_TASK INSTRUCTIONS_. Among the records below, find each line that includes the string "version" and copy it.

_Dataset excerpts_.
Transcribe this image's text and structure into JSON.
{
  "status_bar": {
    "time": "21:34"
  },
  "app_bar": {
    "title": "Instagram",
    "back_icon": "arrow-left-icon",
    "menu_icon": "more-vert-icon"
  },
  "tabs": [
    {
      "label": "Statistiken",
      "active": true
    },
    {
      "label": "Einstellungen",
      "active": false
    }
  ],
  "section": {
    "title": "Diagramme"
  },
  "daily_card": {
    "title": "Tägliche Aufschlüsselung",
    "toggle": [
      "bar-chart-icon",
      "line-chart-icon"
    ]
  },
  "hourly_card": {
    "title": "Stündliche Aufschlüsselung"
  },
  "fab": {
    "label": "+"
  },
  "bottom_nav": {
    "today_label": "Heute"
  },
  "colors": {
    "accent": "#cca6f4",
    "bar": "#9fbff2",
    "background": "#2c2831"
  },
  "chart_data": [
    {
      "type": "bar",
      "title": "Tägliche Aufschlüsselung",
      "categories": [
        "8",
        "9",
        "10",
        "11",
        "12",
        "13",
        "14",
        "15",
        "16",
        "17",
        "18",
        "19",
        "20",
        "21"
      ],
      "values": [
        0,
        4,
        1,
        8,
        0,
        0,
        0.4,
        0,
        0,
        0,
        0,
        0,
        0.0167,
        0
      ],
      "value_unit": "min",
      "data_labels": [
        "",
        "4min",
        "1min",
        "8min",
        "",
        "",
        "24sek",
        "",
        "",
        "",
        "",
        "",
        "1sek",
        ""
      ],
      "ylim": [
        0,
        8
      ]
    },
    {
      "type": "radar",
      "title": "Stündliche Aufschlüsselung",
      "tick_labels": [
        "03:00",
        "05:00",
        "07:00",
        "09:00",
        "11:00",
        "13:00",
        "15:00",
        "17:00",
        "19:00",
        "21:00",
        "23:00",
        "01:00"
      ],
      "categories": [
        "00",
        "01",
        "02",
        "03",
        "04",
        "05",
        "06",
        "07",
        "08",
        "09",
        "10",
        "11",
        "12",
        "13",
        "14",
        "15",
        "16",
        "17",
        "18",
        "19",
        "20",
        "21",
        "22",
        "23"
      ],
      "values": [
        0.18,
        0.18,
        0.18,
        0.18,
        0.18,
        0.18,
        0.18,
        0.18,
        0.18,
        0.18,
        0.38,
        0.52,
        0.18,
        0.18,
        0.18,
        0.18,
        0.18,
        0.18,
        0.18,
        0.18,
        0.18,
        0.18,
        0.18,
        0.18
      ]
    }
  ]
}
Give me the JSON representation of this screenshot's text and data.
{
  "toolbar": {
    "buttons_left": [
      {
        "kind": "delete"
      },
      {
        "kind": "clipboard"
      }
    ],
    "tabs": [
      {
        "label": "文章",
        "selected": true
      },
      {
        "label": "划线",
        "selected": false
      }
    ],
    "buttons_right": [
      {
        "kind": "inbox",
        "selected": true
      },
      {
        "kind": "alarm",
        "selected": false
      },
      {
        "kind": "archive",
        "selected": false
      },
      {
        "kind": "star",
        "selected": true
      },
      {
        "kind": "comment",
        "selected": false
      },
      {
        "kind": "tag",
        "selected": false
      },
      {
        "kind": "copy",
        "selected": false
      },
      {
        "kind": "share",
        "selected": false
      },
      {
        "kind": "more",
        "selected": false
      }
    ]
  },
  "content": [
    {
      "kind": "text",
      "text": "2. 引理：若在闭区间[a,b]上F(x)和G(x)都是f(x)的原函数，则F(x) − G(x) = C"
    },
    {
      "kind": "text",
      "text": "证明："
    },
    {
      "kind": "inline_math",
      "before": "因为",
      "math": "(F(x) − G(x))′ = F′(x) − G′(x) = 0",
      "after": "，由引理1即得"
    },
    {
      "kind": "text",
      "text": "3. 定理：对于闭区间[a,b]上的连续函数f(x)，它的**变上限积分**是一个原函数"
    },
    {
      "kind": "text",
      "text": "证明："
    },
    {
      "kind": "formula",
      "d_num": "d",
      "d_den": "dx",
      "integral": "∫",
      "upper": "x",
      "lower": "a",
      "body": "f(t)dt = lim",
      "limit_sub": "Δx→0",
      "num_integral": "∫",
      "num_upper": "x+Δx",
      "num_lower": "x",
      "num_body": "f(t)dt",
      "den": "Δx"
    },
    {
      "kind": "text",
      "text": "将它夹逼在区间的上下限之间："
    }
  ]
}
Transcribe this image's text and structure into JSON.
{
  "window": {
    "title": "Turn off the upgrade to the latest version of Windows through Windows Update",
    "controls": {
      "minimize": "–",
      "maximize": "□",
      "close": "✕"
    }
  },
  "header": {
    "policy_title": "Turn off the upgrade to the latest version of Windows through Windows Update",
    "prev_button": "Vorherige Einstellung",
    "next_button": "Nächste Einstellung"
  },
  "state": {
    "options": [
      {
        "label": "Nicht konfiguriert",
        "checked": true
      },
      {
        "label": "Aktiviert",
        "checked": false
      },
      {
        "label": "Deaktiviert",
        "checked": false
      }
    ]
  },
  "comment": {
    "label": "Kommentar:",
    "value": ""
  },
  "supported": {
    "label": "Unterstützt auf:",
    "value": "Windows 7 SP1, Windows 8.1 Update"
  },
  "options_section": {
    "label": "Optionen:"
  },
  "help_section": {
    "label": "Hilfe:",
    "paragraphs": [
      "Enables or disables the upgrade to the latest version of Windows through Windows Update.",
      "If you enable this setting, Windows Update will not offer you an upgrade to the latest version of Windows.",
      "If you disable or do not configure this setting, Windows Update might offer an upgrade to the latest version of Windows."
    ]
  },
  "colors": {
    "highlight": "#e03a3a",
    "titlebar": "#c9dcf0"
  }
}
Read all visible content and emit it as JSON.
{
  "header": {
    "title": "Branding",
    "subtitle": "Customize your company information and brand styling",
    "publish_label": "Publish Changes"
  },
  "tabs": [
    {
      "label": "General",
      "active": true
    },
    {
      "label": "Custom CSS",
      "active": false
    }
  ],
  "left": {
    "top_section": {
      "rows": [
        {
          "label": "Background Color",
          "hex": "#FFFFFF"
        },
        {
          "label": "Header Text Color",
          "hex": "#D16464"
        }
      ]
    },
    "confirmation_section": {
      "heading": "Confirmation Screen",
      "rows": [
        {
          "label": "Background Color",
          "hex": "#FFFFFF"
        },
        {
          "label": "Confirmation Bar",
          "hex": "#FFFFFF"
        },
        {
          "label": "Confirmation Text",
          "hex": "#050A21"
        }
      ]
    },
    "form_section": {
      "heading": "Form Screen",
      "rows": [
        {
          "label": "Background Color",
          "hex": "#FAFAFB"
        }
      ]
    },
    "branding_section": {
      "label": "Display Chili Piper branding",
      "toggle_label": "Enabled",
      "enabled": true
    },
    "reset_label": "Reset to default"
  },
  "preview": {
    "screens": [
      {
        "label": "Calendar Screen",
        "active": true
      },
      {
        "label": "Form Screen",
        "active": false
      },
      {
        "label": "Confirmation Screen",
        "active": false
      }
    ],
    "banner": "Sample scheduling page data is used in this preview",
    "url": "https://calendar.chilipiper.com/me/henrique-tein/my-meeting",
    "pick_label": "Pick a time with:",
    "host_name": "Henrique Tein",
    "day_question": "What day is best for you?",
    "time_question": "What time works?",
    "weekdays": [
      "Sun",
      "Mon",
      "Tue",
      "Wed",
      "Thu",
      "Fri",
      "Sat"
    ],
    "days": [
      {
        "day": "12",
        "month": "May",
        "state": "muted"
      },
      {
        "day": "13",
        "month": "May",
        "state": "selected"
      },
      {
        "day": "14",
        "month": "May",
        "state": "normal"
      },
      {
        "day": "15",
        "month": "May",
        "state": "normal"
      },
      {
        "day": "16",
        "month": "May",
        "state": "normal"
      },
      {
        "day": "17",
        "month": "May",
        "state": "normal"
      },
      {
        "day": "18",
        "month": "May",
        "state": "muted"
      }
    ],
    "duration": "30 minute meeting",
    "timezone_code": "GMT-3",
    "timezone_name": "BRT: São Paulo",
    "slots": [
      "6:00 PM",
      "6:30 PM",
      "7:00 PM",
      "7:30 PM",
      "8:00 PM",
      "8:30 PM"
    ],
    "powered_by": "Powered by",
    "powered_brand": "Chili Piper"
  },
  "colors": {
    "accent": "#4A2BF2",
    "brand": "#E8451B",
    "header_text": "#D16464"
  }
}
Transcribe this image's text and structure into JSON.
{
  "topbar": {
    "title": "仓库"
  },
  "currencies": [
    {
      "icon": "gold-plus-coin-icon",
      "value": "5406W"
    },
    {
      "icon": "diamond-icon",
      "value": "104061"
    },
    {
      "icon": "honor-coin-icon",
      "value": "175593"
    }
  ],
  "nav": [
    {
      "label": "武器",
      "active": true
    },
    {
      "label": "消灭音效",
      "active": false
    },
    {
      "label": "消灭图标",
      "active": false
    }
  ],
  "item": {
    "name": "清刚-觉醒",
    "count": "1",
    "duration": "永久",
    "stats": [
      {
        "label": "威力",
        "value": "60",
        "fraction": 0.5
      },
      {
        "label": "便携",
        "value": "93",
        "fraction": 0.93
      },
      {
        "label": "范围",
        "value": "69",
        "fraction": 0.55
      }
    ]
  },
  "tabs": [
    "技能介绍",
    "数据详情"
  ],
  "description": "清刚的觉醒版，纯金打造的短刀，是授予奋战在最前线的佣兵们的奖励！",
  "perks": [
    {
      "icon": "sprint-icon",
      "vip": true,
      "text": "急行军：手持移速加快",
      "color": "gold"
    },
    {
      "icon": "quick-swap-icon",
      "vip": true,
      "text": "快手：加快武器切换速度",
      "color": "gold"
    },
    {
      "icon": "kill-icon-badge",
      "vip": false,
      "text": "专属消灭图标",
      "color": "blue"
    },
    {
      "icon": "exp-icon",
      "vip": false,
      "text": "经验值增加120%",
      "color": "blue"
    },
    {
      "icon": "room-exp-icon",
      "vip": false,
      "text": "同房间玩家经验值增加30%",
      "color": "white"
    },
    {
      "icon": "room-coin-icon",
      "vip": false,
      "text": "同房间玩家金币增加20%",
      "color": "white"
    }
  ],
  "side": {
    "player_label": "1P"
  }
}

_SOLUTION FOR THIS TASK_.
    "title": "Turn off the upgrade to the latest version of Windows through Windows Update",
    "policy_title": "Turn off the upgrade to the latest version of Windows through Windows Update",
      "Enables or disables the upgrade to the latest version of Windows through Windows Update.",
      "If you enable this setting, Windows Update will not offer you an upgrade to the latest version of Windows.",
      "If you disable or do not configure this setting, Windows Update might offer an upgrade to the latest version of Windows."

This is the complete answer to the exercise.